____ PROVIDED MATERIAL

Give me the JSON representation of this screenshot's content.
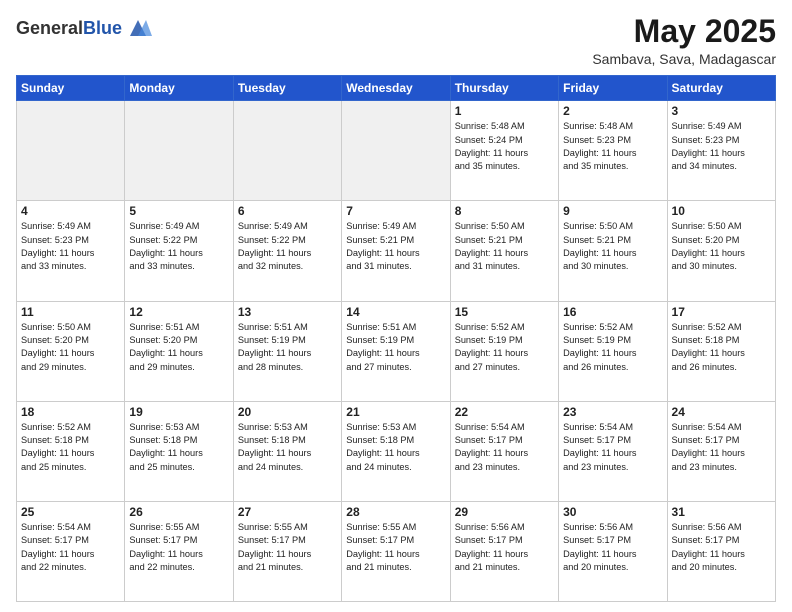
{
  "header": {
    "logo_general": "General",
    "logo_blue": "Blue",
    "title": "May 2025",
    "subtitle": "Sambava, Sava, Madagascar"
  },
  "weekdays": [
    "Sunday",
    "Monday",
    "Tuesday",
    "Wednesday",
    "Thursday",
    "Friday",
    "Saturday"
  ],
  "weeks": [
    [
      {
        "day": "",
        "info": ""
      },
      {
        "day": "",
        "info": ""
      },
      {
        "day": "",
        "info": ""
      },
      {
        "day": "",
        "info": ""
      },
      {
        "day": "1",
        "info": "Sunrise: 5:48 AM\nSunset: 5:24 PM\nDaylight: 11 hours\nand 35 minutes."
      },
      {
        "day": "2",
        "info": "Sunrise: 5:48 AM\nSunset: 5:23 PM\nDaylight: 11 hours\nand 35 minutes."
      },
      {
        "day": "3",
        "info": "Sunrise: 5:49 AM\nSunset: 5:23 PM\nDaylight: 11 hours\nand 34 minutes."
      }
    ],
    [
      {
        "day": "4",
        "info": "Sunrise: 5:49 AM\nSunset: 5:23 PM\nDaylight: 11 hours\nand 33 minutes."
      },
      {
        "day": "5",
        "info": "Sunrise: 5:49 AM\nSunset: 5:22 PM\nDaylight: 11 hours\nand 33 minutes."
      },
      {
        "day": "6",
        "info": "Sunrise: 5:49 AM\nSunset: 5:22 PM\nDaylight: 11 hours\nand 32 minutes."
      },
      {
        "day": "7",
        "info": "Sunrise: 5:49 AM\nSunset: 5:21 PM\nDaylight: 11 hours\nand 31 minutes."
      },
      {
        "day": "8",
        "info": "Sunrise: 5:50 AM\nSunset: 5:21 PM\nDaylight: 11 hours\nand 31 minutes."
      },
      {
        "day": "9",
        "info": "Sunrise: 5:50 AM\nSunset: 5:21 PM\nDaylight: 11 hours\nand 30 minutes."
      },
      {
        "day": "10",
        "info": "Sunrise: 5:50 AM\nSunset: 5:20 PM\nDaylight: 11 hours\nand 30 minutes."
      }
    ],
    [
      {
        "day": "11",
        "info": "Sunrise: 5:50 AM\nSunset: 5:20 PM\nDaylight: 11 hours\nand 29 minutes."
      },
      {
        "day": "12",
        "info": "Sunrise: 5:51 AM\nSunset: 5:20 PM\nDaylight: 11 hours\nand 29 minutes."
      },
      {
        "day": "13",
        "info": "Sunrise: 5:51 AM\nSunset: 5:19 PM\nDaylight: 11 hours\nand 28 minutes."
      },
      {
        "day": "14",
        "info": "Sunrise: 5:51 AM\nSunset: 5:19 PM\nDaylight: 11 hours\nand 27 minutes."
      },
      {
        "day": "15",
        "info": "Sunrise: 5:52 AM\nSunset: 5:19 PM\nDaylight: 11 hours\nand 27 minutes."
      },
      {
        "day": "16",
        "info": "Sunrise: 5:52 AM\nSunset: 5:19 PM\nDaylight: 11 hours\nand 26 minutes."
      },
      {
        "day": "17",
        "info": "Sunrise: 5:52 AM\nSunset: 5:18 PM\nDaylight: 11 hours\nand 26 minutes."
      }
    ],
    [
      {
        "day": "18",
        "info": "Sunrise: 5:52 AM\nSunset: 5:18 PM\nDaylight: 11 hours\nand 25 minutes."
      },
      {
        "day": "19",
        "info": "Sunrise: 5:53 AM\nSunset: 5:18 PM\nDaylight: 11 hours\nand 25 minutes."
      },
      {
        "day": "20",
        "info": "Sunrise: 5:53 AM\nSunset: 5:18 PM\nDaylight: 11 hours\nand 24 minutes."
      },
      {
        "day": "21",
        "info": "Sunrise: 5:53 AM\nSunset: 5:18 PM\nDaylight: 11 hours\nand 24 minutes."
      },
      {
        "day": "22",
        "info": "Sunrise: 5:54 AM\nSunset: 5:17 PM\nDaylight: 11 hours\nand 23 minutes."
      },
      {
        "day": "23",
        "info": "Sunrise: 5:54 AM\nSunset: 5:17 PM\nDaylight: 11 hours\nand 23 minutes."
      },
      {
        "day": "24",
        "info": "Sunrise: 5:54 AM\nSunset: 5:17 PM\nDaylight: 11 hours\nand 23 minutes."
      }
    ],
    [
      {
        "day": "25",
        "info": "Sunrise: 5:54 AM\nSunset: 5:17 PM\nDaylight: 11 hours\nand 22 minutes."
      },
      {
        "day": "26",
        "info": "Sunrise: 5:55 AM\nSunset: 5:17 PM\nDaylight: 11 hours\nand 22 minutes."
      },
      {
        "day": "27",
        "info": "Sunrise: 5:55 AM\nSunset: 5:17 PM\nDaylight: 11 hours\nand 21 minutes."
      },
      {
        "day": "28",
        "info": "Sunrise: 5:55 AM\nSunset: 5:17 PM\nDaylight: 11 hours\nand 21 minutes."
      },
      {
        "day": "29",
        "info": "Sunrise: 5:56 AM\nSunset: 5:17 PM\nDaylight: 11 hours\nand 21 minutes."
      },
      {
        "day": "30",
        "info": "Sunrise: 5:56 AM\nSunset: 5:17 PM\nDaylight: 11 hours\nand 20 minutes."
      },
      {
        "day": "31",
        "info": "Sunrise: 5:56 AM\nSunset: 5:17 PM\nDaylight: 11 hours\nand 20 minutes."
      }
    ]
  ]
}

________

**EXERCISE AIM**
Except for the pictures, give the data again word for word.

**RESULT FOR THIS EXERCISE**
Give me the JSON representation of this screenshot's content.
{
  "header": {
    "logo_general": "General",
    "logo_blue": "Blue",
    "title": "May 2025",
    "subtitle": "Sambava, Sava, Madagascar"
  },
  "weekdays": [
    "Sunday",
    "Monday",
    "Tuesday",
    "Wednesday",
    "Thursday",
    "Friday",
    "Saturday"
  ],
  "weeks": [
    [
      {
        "day": "",
        "info": ""
      },
      {
        "day": "",
        "info": ""
      },
      {
        "day": "",
        "info": ""
      },
      {
        "day": "",
        "info": ""
      },
      {
        "day": "1",
        "info": "Sunrise: 5:48 AM\nSunset: 5:24 PM\nDaylight: 11 hours\nand 35 minutes."
      },
      {
        "day": "2",
        "info": "Sunrise: 5:48 AM\nSunset: 5:23 PM\nDaylight: 11 hours\nand 35 minutes."
      },
      {
        "day": "3",
        "info": "Sunrise: 5:49 AM\nSunset: 5:23 PM\nDaylight: 11 hours\nand 34 minutes."
      }
    ],
    [
      {
        "day": "4",
        "info": "Sunrise: 5:49 AM\nSunset: 5:23 PM\nDaylight: 11 hours\nand 33 minutes."
      },
      {
        "day": "5",
        "info": "Sunrise: 5:49 AM\nSunset: 5:22 PM\nDaylight: 11 hours\nand 33 minutes."
      },
      {
        "day": "6",
        "info": "Sunrise: 5:49 AM\nSunset: 5:22 PM\nDaylight: 11 hours\nand 32 minutes."
      },
      {
        "day": "7",
        "info": "Sunrise: 5:49 AM\nSunset: 5:21 PM\nDaylight: 11 hours\nand 31 minutes."
      },
      {
        "day": "8",
        "info": "Sunrise: 5:50 AM\nSunset: 5:21 PM\nDaylight: 11 hours\nand 31 minutes."
      },
      {
        "day": "9",
        "info": "Sunrise: 5:50 AM\nSunset: 5:21 PM\nDaylight: 11 hours\nand 30 minutes."
      },
      {
        "day": "10",
        "info": "Sunrise: 5:50 AM\nSunset: 5:20 PM\nDaylight: 11 hours\nand 30 minutes."
      }
    ],
    [
      {
        "day": "11",
        "info": "Sunrise: 5:50 AM\nSunset: 5:20 PM\nDaylight: 11 hours\nand 29 minutes."
      },
      {
        "day": "12",
        "info": "Sunrise: 5:51 AM\nSunset: 5:20 PM\nDaylight: 11 hours\nand 29 minutes."
      },
      {
        "day": "13",
        "info": "Sunrise: 5:51 AM\nSunset: 5:19 PM\nDaylight: 11 hours\nand 28 minutes."
      },
      {
        "day": "14",
        "info": "Sunrise: 5:51 AM\nSunset: 5:19 PM\nDaylight: 11 hours\nand 27 minutes."
      },
      {
        "day": "15",
        "info": "Sunrise: 5:52 AM\nSunset: 5:19 PM\nDaylight: 11 hours\nand 27 minutes."
      },
      {
        "day": "16",
        "info": "Sunrise: 5:52 AM\nSunset: 5:19 PM\nDaylight: 11 hours\nand 26 minutes."
      },
      {
        "day": "17",
        "info": "Sunrise: 5:52 AM\nSunset: 5:18 PM\nDaylight: 11 hours\nand 26 minutes."
      }
    ],
    [
      {
        "day": "18",
        "info": "Sunrise: 5:52 AM\nSunset: 5:18 PM\nDaylight: 11 hours\nand 25 minutes."
      },
      {
        "day": "19",
        "info": "Sunrise: 5:53 AM\nSunset: 5:18 PM\nDaylight: 11 hours\nand 25 minutes."
      },
      {
        "day": "20",
        "info": "Sunrise: 5:53 AM\nSunset: 5:18 PM\nDaylight: 11 hours\nand 24 minutes."
      },
      {
        "day": "21",
        "info": "Sunrise: 5:53 AM\nSunset: 5:18 PM\nDaylight: 11 hours\nand 24 minutes."
      },
      {
        "day": "22",
        "info": "Sunrise: 5:54 AM\nSunset: 5:17 PM\nDaylight: 11 hours\nand 23 minutes."
      },
      {
        "day": "23",
        "info": "Sunrise: 5:54 AM\nSunset: 5:17 PM\nDaylight: 11 hours\nand 23 minutes."
      },
      {
        "day": "24",
        "info": "Sunrise: 5:54 AM\nSunset: 5:17 PM\nDaylight: 11 hours\nand 23 minutes."
      }
    ],
    [
      {
        "day": "25",
        "info": "Sunrise: 5:54 AM\nSunset: 5:17 PM\nDaylight: 11 hours\nand 22 minutes."
      },
      {
        "day": "26",
        "info": "Sunrise: 5:55 AM\nSunset: 5:17 PM\nDaylight: 11 hours\nand 22 minutes."
      },
      {
        "day": "27",
        "info": "Sunrise: 5:55 AM\nSunset: 5:17 PM\nDaylight: 11 hours\nand 21 minutes."
      },
      {
        "day": "28",
        "info": "Sunrise: 5:55 AM\nSunset: 5:17 PM\nDaylight: 11 hours\nand 21 minutes."
      },
      {
        "day": "29",
        "info": "Sunrise: 5:56 AM\nSunset: 5:17 PM\nDaylight: 11 hours\nand 21 minutes."
      },
      {
        "day": "30",
        "info": "Sunrise: 5:56 AM\nSunset: 5:17 PM\nDaylight: 11 hours\nand 20 minutes."
      },
      {
        "day": "31",
        "info": "Sunrise: 5:56 AM\nSunset: 5:17 PM\nDaylight: 11 hours\nand 20 minutes."
      }
    ]
  ]
}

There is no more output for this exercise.